- National Health Service, Stroke – Prevention. (2021). [Webage]. Retrieved 22 April, from https://www.nhs.uk/conditions/stroke/prevention/
- Hu, D., Huang, J., Wang, Y., Zhang, D. & Qu, Y. (2014). Fruits and Vegetables Consumption and Risk of Stroke [Journal Article]. Retrieved April 22, from https://www.ahajournals.org/doi/full/10.1161/STROKEAHA.114.004836
- Tong, T., Appleby, P., Key, T., Dahm, C., Overvad, K., & Olsen, A. et al. (2020). The associations of major foods and fibre with risks of ischaemic and haemorrhagic stroke: a prospective study of 418 329 participants in the EPIC cohort across nine European countries.

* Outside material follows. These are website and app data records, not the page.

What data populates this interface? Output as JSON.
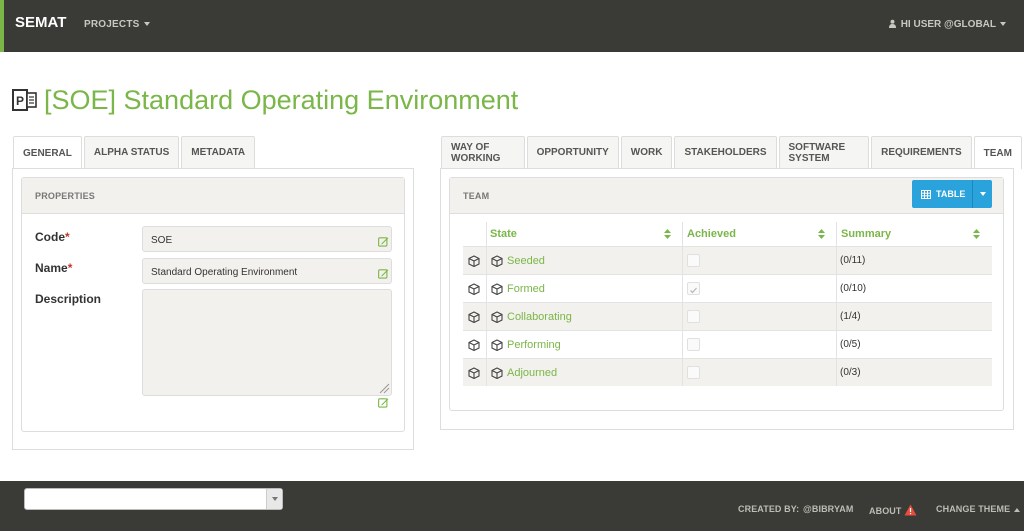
{
  "navbar": {
    "brand": "SEMAT",
    "projects_label": "PROJECTS",
    "user_label": "HI USER @GLOBAL"
  },
  "page": {
    "title": "[SOE] Standard Operating Environment"
  },
  "left_tabs": [
    {
      "label": "GENERAL",
      "active": true
    },
    {
      "label": "ALPHA STATUS",
      "active": false
    },
    {
      "label": "METADATA",
      "active": false
    }
  ],
  "properties": {
    "header": "PROPERTIES",
    "code_label": "Code",
    "code_value": "SOE",
    "name_label": "Name",
    "name_value": "Standard Operating Environment",
    "description_label": "Description",
    "description_value": "",
    "required_marker": "*"
  },
  "right_tabs": [
    {
      "label": "WAY OF WORKING",
      "active": false
    },
    {
      "label": "OPPORTUNITY",
      "active": false
    },
    {
      "label": "WORK",
      "active": false
    },
    {
      "label": "STAKEHOLDERS",
      "active": false
    },
    {
      "label": "SOFTWARE SYSTEM",
      "active": false
    },
    {
      "label": "REQUIREMENTS",
      "active": false
    },
    {
      "label": "TEAM",
      "active": true
    }
  ],
  "team": {
    "header": "TEAM",
    "view_button": "TABLE",
    "columns": [
      "State",
      "Achieved",
      "Summary"
    ],
    "rows": [
      {
        "state": "Seeded",
        "achieved": false,
        "summary": "(0/11)"
      },
      {
        "state": "Formed",
        "achieved": true,
        "summary": "(0/10)"
      },
      {
        "state": "Collaborating",
        "achieved": false,
        "summary": "(1/4)"
      },
      {
        "state": "Performing",
        "achieved": false,
        "summary": "(0/5)"
      },
      {
        "state": "Adjourned",
        "achieved": false,
        "summary": "(0/3)"
      }
    ]
  },
  "footer": {
    "created_by_label": "CREATED BY:",
    "author": "@BIBRYAM",
    "about_label": "ABOUT",
    "change_theme_label": "CHANGE THEME",
    "select_value": ""
  },
  "colors": {
    "accent_green": "#7ab648",
    "navbar_bg": "#3a3a36",
    "button_blue": "#2aa3dc",
    "warning_red": "#e74c3c"
  }
}
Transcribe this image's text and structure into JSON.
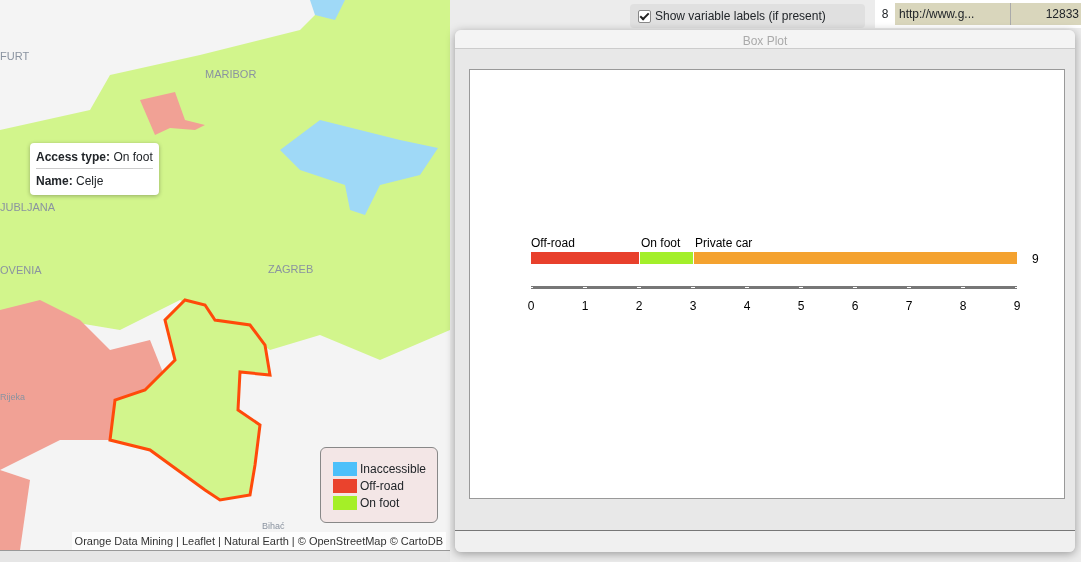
{
  "map": {
    "place_labels": [
      "FURT",
      "MARIBOR",
      "JUBLJANA",
      "OVENIA",
      "ZAGREB",
      "Rijeka",
      "Bihać"
    ],
    "tooltip": [
      {
        "key": "Access type:",
        "value": "On foot"
      },
      {
        "key": "Name:",
        "value": "Celje"
      }
    ],
    "legend": [
      {
        "label": "Inaccessible",
        "color": "#4cc0fa"
      },
      {
        "label": "Off-road",
        "color": "#ea432d"
      },
      {
        "label": "On foot",
        "color": "#a5ef27"
      }
    ],
    "attribution": "Orange Data Mining | Leaflet | Natural Earth | © OpenStreetMap © CartoDB"
  },
  "background": {
    "checkbox": {
      "label": "Show variable labels (if present)",
      "checked": true
    },
    "row_number": "8",
    "url_cell": "http://www.g...",
    "number_cell": "12833"
  },
  "box_plot": {
    "title": "Box Plot",
    "chart_data": {
      "type": "bar",
      "orientation": "horizontal",
      "stacked": true,
      "xlim": [
        0,
        9
      ],
      "series": [
        {
          "name": "Off-road",
          "color": "#e8402c",
          "values": [
            2
          ]
        },
        {
          "name": "On foot",
          "color": "#a3ef2a",
          "values": [
            1
          ]
        },
        {
          "name": "Private car",
          "color": "#f4a22f",
          "values": [
            6
          ]
        }
      ],
      "annotations": [
        {
          "text": "9"
        }
      ],
      "xticks": [
        0,
        1,
        2,
        3,
        4,
        5,
        6,
        7,
        8,
        9
      ]
    }
  }
}
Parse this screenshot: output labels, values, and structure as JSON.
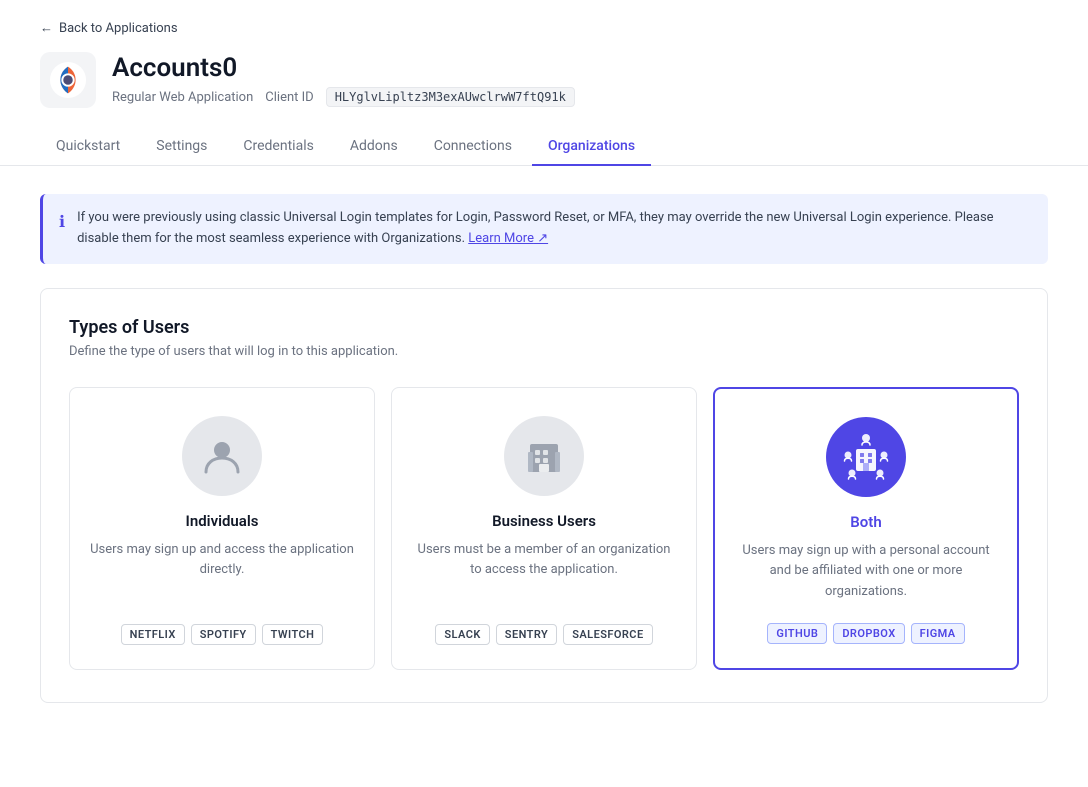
{
  "back_link": "Back to Applications",
  "app": {
    "name": "Accounts0",
    "type": "Regular Web Application",
    "client_id_label": "Client ID",
    "client_id_value": "HLYglvLipltz3M3exAUwclrwW7ftQ91k"
  },
  "tabs": [
    {
      "label": "Quickstart",
      "active": false
    },
    {
      "label": "Settings",
      "active": false
    },
    {
      "label": "Credentials",
      "active": false
    },
    {
      "label": "Addons",
      "active": false
    },
    {
      "label": "Connections",
      "active": false
    },
    {
      "label": "Organizations",
      "active": true
    }
  ],
  "banner": {
    "text": "If you were previously using classic Universal Login templates for Login, Password Reset, or MFA, they may override the new Universal Login experience. Please disable them for the most seamless experience with Organizations.",
    "link_text": "Learn More"
  },
  "card": {
    "title": "Types of Users",
    "subtitle": "Define the type of users that will log in to this application.",
    "user_types": [
      {
        "id": "individuals",
        "name": "Individuals",
        "desc": "Users may sign up and access the application directly.",
        "tags": [
          "NETFLIX",
          "SPOTIFY",
          "TWITCH"
        ],
        "selected": false
      },
      {
        "id": "business",
        "name": "Business Users",
        "desc": "Users must be a member of an organization to access the application.",
        "tags": [
          "SLACK",
          "SENTRY",
          "SALESFORCE"
        ],
        "selected": false
      },
      {
        "id": "both",
        "name": "Both",
        "desc": "Users may sign up with a personal account and be affiliated with one or more organizations.",
        "tags": [
          "GITHUB",
          "DROPBOX",
          "FIGMA"
        ],
        "selected": true
      }
    ]
  }
}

European Heart Journal, 41(28), 2632-2640. doi: http:10.1093/eurheartj/ehaa007
- Cholesterol Medications. [Webpage]. Retrieved 22 April, from https://www.heart.org/en/health-topics/cholesterol/prevention-and-treatment-of-high-cholesterol-hyperlipidemia/cholesterol-medications